Exhibit Hall Floor and Marvel Cosplay Meetup
After the USC football game was over, we headed over to West Hall to walk around the Exhibit Hall floor for awhile before I went to the 4pm Marvel cosplay meetup. Upon entering the West Hall, there was a Doctor Who cosplay meetup taking place inside on the stairs, so I snapped a few pictures of that.
Once inside the Exhibit Hall, it was quite crowded and very slow-moving, which is to be expected on a Saturday. There was a long line for the Hot Topic booth and we soon figured out why: it was the line to meet Grumpy Cat! Although we caught a glimpse of Grumpy Cat while walking by the booth, I didn’t get a picture, sadly. By the time we made it there, it was 3:52pm, and I figured I should start heading over to The Marvel Report Booth #1710, where they had tweeted the cosplay meetup would take place. I thought it was a little odd that it would take place at the booth, but headed that way anyway. However, upon walking to the end of the West Hall, I only saw the aisle numbers go up to 1500, and then they went into something called “ET.” I suddenly realized that they must be in the South Hall! So we had to fight to the crowd so we could hurry and get all the way over to South Hall before it was too late.

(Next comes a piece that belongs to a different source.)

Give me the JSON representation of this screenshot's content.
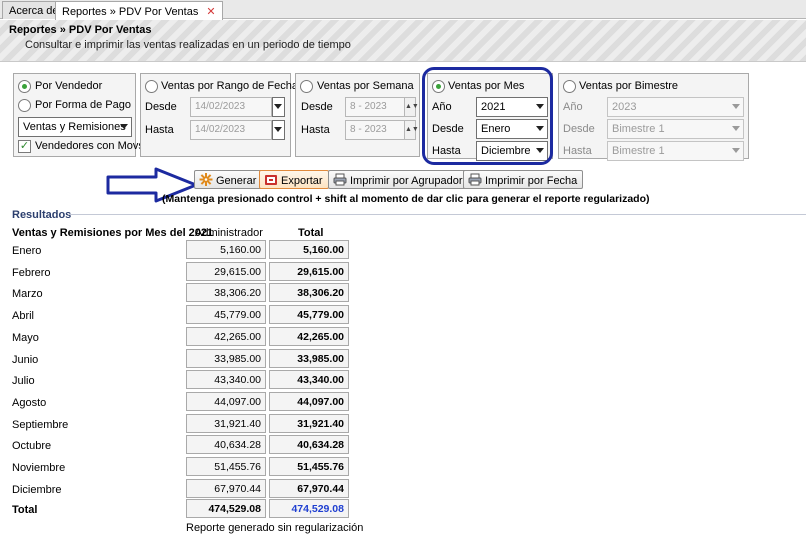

It was a little after 4 when we got to the booth, where one person was sitting. I asked about the cosplay meetup, and she told me they were doing it on the main steps out in front. So we went downstairs to the lobby of South Hall and saw a crowd of people in Marvel cosplay standing around in front of the stairs that led up to where Comikaze used to take place, and figured that must be them! Someone came up and asked if I wanted to join the Marvel cosplay meetup, and I said yes, and she told me they were just about to start, but they were still figuring out the logistics. Just then, Twitter friend John @cyberaug came up and said hi, along with other Twitter friend Jason @corgikohmander. It was the first time to finally meet Jason, so that was cool. Then they were ready to start the photo shoot, so I handed Josh all my stuff to hold, and went to join the others, while Josh took pictures.
The first picture was one big group photo, consisting of all Marvel characters, whether they be from the movies, TV, or comics. Then someone would shout out different groups, such as SHIELD only, Captain America related only, Asgardians only, villains only, Avengers only, all the guys, all the girls, etc. There were 4 or 5 of us cosplaying as Scarlet Witch, and we ended up standing together, much like at Long Beach Comic Con when I cosplayed as Agent Carter, and all the Peggy Carter cosplayers ended up grouping together.
After the photo shoot was over, Josh, John, Jason and I stood around and talked for awhile about nerdy things. I have to say, one of the best things about going to comic conventions is meeting up with friends, old and new. We chatted until around 5pm or so, then decided to call it a day, and headed home!
See below for our photo gallery of pictures from Saturday: